ACTIVITY |
Scan the data below for the string "Lighting". Show every line where it turns up.

RECORDS SUPPLIED |
== Segment start ==

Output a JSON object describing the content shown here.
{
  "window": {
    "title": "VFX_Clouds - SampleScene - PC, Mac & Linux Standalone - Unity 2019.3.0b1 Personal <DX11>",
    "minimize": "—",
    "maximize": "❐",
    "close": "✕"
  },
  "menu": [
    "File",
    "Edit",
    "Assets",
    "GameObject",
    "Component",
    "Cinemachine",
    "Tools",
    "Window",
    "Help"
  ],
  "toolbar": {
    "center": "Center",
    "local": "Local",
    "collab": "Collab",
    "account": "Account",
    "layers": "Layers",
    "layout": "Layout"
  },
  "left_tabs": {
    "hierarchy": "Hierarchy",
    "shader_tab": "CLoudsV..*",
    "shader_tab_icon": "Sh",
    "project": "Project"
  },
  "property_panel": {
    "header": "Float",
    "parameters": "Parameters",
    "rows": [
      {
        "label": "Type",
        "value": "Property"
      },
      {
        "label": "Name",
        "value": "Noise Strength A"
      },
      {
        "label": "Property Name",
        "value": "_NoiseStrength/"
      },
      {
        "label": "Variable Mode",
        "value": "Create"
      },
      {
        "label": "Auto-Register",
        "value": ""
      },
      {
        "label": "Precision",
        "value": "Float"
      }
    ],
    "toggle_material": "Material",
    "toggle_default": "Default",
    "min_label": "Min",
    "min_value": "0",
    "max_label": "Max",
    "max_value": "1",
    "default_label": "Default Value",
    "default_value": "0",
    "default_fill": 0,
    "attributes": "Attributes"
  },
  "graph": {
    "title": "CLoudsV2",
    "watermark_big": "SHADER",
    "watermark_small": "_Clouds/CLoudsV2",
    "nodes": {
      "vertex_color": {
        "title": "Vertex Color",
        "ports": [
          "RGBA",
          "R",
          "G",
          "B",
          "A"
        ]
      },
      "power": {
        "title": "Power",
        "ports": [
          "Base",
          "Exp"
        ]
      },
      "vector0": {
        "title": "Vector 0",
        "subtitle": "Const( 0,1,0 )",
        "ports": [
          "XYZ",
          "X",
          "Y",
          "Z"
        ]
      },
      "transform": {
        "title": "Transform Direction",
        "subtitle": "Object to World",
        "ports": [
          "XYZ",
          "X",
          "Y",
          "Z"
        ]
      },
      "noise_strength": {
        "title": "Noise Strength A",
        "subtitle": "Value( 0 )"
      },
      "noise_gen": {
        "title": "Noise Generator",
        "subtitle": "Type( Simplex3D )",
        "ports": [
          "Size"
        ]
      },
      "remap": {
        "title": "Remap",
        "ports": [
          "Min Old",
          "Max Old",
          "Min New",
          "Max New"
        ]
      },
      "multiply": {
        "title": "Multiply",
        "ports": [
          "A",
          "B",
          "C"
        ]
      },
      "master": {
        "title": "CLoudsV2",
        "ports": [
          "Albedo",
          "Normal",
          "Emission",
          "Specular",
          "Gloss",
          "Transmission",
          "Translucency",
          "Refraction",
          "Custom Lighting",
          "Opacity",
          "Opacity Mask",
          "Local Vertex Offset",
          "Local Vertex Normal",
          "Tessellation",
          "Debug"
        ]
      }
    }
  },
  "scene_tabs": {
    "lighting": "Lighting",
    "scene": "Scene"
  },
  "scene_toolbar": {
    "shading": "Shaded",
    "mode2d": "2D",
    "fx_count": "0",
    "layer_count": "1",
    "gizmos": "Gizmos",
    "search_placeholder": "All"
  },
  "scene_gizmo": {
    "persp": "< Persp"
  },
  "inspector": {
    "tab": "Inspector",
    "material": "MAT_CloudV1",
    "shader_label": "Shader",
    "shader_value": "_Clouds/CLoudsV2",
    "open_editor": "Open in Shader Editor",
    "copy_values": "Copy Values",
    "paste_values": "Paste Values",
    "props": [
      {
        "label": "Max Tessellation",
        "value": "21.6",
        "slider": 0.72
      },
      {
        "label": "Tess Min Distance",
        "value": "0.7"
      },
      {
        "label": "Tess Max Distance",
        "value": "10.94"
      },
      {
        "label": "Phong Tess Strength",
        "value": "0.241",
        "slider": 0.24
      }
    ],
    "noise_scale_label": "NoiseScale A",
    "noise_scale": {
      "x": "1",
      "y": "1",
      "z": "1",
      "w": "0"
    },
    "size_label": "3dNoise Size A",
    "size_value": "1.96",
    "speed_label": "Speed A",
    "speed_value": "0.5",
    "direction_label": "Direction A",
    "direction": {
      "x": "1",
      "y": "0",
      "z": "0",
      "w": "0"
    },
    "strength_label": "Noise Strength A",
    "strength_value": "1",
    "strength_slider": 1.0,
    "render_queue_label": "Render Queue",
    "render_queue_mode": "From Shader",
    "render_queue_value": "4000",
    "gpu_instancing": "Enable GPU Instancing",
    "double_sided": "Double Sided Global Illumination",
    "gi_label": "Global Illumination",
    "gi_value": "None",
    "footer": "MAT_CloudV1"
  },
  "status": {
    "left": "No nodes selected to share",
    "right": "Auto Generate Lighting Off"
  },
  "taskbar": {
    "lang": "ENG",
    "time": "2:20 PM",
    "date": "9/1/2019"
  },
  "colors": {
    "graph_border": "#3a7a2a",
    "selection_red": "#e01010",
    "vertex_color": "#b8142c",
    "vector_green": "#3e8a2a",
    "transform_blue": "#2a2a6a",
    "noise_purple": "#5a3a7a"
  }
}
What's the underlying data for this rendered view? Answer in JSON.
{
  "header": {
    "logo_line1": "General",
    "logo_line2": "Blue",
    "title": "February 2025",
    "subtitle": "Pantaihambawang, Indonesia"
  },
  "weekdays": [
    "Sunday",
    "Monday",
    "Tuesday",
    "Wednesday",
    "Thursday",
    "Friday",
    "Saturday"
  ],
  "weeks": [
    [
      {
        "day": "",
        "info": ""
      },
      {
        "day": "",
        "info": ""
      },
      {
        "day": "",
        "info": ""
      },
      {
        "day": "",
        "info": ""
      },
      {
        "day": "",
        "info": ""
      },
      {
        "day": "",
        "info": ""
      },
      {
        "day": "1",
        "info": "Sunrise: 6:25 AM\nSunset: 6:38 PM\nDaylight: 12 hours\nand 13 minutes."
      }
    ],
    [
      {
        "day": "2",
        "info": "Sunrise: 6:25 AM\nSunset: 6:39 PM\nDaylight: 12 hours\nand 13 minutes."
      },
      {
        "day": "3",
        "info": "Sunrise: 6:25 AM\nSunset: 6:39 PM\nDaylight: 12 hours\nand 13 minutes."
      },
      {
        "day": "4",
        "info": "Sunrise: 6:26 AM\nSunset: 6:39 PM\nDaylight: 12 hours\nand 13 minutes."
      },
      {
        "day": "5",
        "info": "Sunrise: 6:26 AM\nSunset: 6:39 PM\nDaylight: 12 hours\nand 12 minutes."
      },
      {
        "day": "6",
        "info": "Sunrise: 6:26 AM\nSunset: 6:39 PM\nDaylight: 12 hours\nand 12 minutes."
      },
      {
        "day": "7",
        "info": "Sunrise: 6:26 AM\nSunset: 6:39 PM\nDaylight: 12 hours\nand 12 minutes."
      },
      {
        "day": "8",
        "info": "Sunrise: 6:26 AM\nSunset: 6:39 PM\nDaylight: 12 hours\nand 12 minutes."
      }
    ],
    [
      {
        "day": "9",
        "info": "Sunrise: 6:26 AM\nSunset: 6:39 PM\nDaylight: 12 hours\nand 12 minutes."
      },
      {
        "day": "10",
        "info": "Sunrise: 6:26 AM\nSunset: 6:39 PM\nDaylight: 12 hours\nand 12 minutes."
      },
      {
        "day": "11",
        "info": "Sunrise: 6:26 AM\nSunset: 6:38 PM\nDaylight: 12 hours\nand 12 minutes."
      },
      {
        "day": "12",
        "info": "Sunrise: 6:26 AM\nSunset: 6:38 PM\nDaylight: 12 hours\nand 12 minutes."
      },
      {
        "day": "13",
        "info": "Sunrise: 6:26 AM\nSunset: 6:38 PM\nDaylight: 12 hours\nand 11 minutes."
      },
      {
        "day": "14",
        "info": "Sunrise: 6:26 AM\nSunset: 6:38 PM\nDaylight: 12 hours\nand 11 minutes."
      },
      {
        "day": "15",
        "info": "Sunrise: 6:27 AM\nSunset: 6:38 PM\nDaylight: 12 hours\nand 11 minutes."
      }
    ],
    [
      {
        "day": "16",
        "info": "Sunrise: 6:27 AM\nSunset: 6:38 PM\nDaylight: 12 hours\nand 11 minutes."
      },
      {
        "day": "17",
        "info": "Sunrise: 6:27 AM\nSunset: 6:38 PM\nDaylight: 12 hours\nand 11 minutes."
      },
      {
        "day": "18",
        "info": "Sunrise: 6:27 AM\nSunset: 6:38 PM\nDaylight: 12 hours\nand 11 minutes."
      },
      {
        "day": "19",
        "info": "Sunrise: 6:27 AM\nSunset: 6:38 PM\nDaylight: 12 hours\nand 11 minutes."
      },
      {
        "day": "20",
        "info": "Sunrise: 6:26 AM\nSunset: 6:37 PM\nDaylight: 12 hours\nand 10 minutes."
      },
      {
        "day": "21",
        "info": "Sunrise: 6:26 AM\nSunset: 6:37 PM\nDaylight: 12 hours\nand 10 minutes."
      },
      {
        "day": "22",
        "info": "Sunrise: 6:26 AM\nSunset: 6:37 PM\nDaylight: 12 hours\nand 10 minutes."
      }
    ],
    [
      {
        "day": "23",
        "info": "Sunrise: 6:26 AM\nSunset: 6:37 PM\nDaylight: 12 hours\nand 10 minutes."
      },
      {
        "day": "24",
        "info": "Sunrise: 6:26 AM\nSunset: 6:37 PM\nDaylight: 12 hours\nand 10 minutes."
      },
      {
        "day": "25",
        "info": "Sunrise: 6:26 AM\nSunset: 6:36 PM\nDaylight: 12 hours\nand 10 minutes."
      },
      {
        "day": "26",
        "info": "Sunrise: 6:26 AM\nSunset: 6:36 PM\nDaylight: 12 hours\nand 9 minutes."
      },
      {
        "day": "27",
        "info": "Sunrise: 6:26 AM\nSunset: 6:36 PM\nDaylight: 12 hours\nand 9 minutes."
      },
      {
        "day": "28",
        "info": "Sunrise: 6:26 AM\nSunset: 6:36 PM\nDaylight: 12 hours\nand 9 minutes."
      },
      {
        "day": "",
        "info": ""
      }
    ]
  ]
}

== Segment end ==

SOLUTION |
          "Custom Lighting",
    "lighting": "Lighting",
    "right": "Auto Generate Lighting Off"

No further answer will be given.